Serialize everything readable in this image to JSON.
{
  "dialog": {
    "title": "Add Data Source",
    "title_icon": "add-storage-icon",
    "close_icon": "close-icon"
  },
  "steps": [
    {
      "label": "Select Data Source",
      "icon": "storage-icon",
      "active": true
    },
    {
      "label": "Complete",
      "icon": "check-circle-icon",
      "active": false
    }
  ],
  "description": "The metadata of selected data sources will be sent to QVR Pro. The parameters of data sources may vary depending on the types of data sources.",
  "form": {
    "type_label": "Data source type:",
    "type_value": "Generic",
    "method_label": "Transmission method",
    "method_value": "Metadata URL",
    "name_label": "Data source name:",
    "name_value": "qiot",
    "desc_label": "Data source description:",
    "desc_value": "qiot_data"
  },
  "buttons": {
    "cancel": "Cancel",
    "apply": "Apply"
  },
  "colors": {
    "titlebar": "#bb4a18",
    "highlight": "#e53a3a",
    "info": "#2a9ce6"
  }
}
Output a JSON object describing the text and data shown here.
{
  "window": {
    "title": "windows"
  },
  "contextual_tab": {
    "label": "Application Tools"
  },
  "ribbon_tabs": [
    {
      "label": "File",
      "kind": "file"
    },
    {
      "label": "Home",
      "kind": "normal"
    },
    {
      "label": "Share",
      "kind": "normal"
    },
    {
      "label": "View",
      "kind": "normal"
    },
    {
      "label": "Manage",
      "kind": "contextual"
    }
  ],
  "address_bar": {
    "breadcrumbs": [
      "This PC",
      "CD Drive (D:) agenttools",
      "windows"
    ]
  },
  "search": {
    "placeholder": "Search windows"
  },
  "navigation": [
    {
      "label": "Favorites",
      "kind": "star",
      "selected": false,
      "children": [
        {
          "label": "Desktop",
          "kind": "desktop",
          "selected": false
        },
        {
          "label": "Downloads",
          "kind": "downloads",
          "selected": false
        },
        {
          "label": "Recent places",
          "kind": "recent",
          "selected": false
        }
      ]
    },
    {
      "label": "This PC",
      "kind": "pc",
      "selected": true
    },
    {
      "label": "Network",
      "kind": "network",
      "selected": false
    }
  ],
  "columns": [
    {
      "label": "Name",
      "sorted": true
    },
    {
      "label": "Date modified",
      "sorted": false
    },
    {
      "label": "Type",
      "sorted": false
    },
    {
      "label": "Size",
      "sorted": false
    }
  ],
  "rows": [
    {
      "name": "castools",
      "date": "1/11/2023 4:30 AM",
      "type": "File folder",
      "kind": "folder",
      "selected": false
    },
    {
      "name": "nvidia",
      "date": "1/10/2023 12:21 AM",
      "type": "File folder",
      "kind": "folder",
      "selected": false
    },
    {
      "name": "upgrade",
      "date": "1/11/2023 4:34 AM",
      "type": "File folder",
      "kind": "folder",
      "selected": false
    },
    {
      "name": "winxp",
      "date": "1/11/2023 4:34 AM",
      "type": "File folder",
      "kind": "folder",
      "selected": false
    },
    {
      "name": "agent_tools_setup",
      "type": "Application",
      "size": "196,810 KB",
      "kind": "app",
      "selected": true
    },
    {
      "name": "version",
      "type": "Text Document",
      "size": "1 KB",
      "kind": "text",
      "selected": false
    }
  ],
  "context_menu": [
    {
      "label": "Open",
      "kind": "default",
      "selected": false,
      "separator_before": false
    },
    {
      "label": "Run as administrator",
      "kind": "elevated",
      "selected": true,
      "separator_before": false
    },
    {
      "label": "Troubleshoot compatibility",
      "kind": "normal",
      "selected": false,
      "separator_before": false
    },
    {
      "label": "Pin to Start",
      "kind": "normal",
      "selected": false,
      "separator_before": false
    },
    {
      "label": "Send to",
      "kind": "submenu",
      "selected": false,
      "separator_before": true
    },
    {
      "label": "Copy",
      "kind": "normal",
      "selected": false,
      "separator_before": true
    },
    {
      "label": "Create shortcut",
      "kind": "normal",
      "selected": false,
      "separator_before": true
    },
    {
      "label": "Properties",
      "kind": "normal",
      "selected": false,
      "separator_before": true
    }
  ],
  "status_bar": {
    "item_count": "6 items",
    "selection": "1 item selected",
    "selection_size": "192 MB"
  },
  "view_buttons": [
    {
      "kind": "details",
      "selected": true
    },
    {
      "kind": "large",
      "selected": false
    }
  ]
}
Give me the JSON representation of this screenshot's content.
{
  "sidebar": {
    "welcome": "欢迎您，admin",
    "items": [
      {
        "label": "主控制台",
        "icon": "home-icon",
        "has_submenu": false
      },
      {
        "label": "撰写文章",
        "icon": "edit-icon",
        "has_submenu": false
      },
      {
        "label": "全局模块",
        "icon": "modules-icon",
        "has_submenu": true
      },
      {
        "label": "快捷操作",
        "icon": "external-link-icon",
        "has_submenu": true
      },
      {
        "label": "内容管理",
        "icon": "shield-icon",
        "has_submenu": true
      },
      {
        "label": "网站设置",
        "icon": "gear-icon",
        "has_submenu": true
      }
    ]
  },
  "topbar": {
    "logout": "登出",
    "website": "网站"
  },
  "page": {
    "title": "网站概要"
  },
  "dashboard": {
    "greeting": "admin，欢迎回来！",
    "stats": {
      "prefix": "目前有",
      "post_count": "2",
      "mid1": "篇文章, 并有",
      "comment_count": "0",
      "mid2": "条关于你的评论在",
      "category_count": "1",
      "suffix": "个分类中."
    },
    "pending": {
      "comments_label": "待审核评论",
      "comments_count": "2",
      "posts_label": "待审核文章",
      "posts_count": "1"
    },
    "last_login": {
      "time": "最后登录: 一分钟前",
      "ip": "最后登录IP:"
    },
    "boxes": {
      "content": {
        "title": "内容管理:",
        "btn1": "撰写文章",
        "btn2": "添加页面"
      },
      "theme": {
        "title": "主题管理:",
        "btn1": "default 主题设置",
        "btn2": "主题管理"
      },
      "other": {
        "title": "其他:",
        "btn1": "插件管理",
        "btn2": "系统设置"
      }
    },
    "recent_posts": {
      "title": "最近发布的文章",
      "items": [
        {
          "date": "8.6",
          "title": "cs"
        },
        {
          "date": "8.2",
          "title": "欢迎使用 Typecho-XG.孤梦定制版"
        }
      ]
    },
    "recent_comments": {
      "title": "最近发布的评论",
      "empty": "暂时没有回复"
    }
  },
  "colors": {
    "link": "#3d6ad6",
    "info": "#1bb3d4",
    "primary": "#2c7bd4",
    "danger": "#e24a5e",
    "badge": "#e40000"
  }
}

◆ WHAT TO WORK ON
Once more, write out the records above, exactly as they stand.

◆ ANSWER TO THE EXERCISE
Serialize everything readable in this image to JSON.
{
  "dialog": {
    "title": "Add Data Source",
    "title_icon": "add-storage-icon",
    "close_icon": "close-icon"
  },
  "steps": [
    {
      "label": "Select Data Source",
      "icon": "storage-icon",
      "active": true
    },
    {
      "label": "Complete",
      "icon": "check-circle-icon",
      "active": false
    }
  ],
  "description": "The metadata of selected data sources will be sent to QVR Pro. The parameters of data sources may vary depending on the types of data sources.",
  "form": {
    "type_label": "Data source type:",
    "type_value": "Generic",
    "method_label": "Transmission method",
    "method_value": "Metadata URL",
    "name_label": "Data source name:",
    "name_value": "qiot",
    "desc_label": "Data source description:",
    "desc_value": "qiot_data"
  },
  "buttons": {
    "cancel": "Cancel",
    "apply": "Apply"
  },
  "colors": {
    "titlebar": "#bb4a18",
    "highlight": "#e53a3a",
    "info": "#2a9ce6"
  }
}
Output a JSON object describing the text and data shown here.
{
  "window": {
    "title": "windows"
  },
  "contextual_tab": {
    "label": "Application Tools"
  },
  "ribbon_tabs": [
    {
      "label": "File",
      "kind": "file"
    },
    {
      "label": "Home",
      "kind": "normal"
    },
    {
      "label": "Share",
      "kind": "normal"
    },
    {
      "label": "View",
      "kind": "normal"
    },
    {
      "label": "Manage",
      "kind": "contextual"
    }
  ],
  "address_bar": {
    "breadcrumbs": [
      "This PC",
      "CD Drive (D:) agenttools",
      "windows"
    ]
  },
  "search": {
    "placeholder": "Search windows"
  },
  "navigation": [
    {
      "label": "Favorites",
      "kind": "star",
      "selected": false,
      "children": [
        {
          "label": "Desktop",
          "kind": "desktop",
          "selected": false
        },
        {
          "label": "Downloads",
          "kind": "downloads",
          "selected": false
        },
        {
          "label": "Recent places",
          "kind": "recent",
          "selected": false
        }
      ]
    },
    {
      "label": "This PC",
      "kind": "pc",
      "selected": true
    },
    {
      "label": "Network",
      "kind": "network",
      "selected": false
    }
  ],
  "columns": [
    {
      "label": "Name",
      "sorted": true
    },
    {
      "label": "Date modified",
      "sorted": false
    },
    {
      "label": "Type",
      "sorted": false
    },
    {
      "label": "Size",
      "sorted": false
    }
  ],
  "rows": [
    {
      "name": "castools",
      "date": "1/11/2023 4:30 AM",
      "type": "File folder",
      "kind": "folder",
      "selected": false
    },
    {
      "name": "nvidia",
      "date": "1/10/2023 12:21 AM",
      "type": "File folder",
      "kind": "folder",
      "selected": false
    },
    {
      "name": "upgrade",
      "date": "1/11/2023 4:34 AM",
      "type": "File folder",
      "kind": "folder",
      "selected": false
    },
    {
      "name": "winxp",
      "date": "1/11/2023 4:34 AM",
      "type": "File folder",
      "kind": "folder",
      "selected": false
    },
    {
      "name": "agent_tools_setup",
      "type": "Application",
      "size": "196,810 KB",
      "kind": "app",
      "selected": true
    },
    {
      "name": "version",
      "type": "Text Document",
      "size": "1 KB",
      "kind": "text",
      "selected": false
    }
  ],
  "context_menu": [
    {
      "label": "Open",
      "kind": "default",
      "selected": false,
      "separator_before": false
    },
    {
      "label": "Run as administrator",
      "kind": "elevated",
      "selected": true,
      "separator_before": false
    },
    {
      "label": "Troubleshoot compatibility",
      "kind": "normal",
      "selected": false,
      "separator_before": false
    },
    {
      "label": "Pin to Start",
      "kind": "normal",
      "selected": false,
      "separator_before": false
    },
    {
      "label": "Send to",
      "kind": "submenu",
      "selected": false,
      "separator_before": true
    },
    {
      "label": "Copy",
      "kind": "normal",
      "selected": false,
      "separator_before": true
    },
    {
      "label": "Create shortcut",
      "kind": "normal",
      "selected": false,
      "separator_before": true
    },
    {
      "label": "Properties",
      "kind": "normal",
      "selected": false,
      "separator_before": true
    }
  ],
  "status_bar": {
    "item_count": "6 items",
    "selection": "1 item selected",
    "selection_size": "192 MB"
  },
  "view_buttons": [
    {
      "kind": "details",
      "selected": true
    },
    {
      "kind": "large",
      "selected": false
    }
  ]
}
Give me the JSON representation of this screenshot's content.
{
  "sidebar": {
    "welcome": "欢迎您，admin",
    "items": [
      {
        "label": "主控制台",
        "icon": "home-icon",
        "has_submenu": false
      },
      {
        "label": "撰写文章",
        "icon": "edit-icon",
        "has_submenu": false
      },
      {
        "label": "全局模块",
        "icon": "modules-icon",
        "has_submenu": true
      },
      {
        "label": "快捷操作",
        "icon": "external-link-icon",
        "has_submenu": true
      },
      {
        "label": "内容管理",
        "icon": "shield-icon",
        "has_submenu": true
      },
      {
        "label": "网站设置",
        "icon": "gear-icon",
        "has_submenu": true
      }
    ]
  },
  "topbar": {
    "logout": "登出",
    "website": "网站"
  },
  "page": {
    "title": "网站概要"
  },
  "dashboard": {
    "greeting": "admin，欢迎回来！",
    "stats": {
      "prefix": "目前有",
      "post_count": "2",
      "mid1": "篇文章, 并有",
      "comment_count": "0",
      "mid2": "条关于你的评论在",
      "category_count": "1",
      "suffix": "个分类中."
    },
    "pending": {
      "comments_label": "待审核评论",
      "comments_count": "2",
      "posts_label": "待审核文章",
      "posts_count": "1"
    },
    "last_login": {
      "time": "最后登录: 一分钟前",
      "ip": "最后登录IP:"
    },
    "boxes": {
      "content": {
        "title": "内容管理:",
        "btn1": "撰写文章",
        "btn2": "添加页面"
      },
      "theme": {
        "title": "主题管理:",
        "btn1": "default 主题设置",
        "btn2": "主题管理"
      },
      "other": {
        "title": "其他:",
        "btn1": "插件管理",
        "btn2": "系统设置"
      }
    },
    "recent_posts": {
      "title": "最近发布的文章",
      "items": [
        {
          "date": "8.6",
          "title": "cs"
        },
        {
          "date": "8.2",
          "title": "欢迎使用 Typecho-XG.孤梦定制版"
        }
      ]
    },
    "recent_comments": {
      "title": "最近发布的评论",
      "empty": "暂时没有回复"
    }
  },
  "colors": {
    "link": "#3d6ad6",
    "info": "#1bb3d4",
    "primary": "#2c7bd4",
    "danger": "#e24a5e",
    "badge": "#e40000"
  }
}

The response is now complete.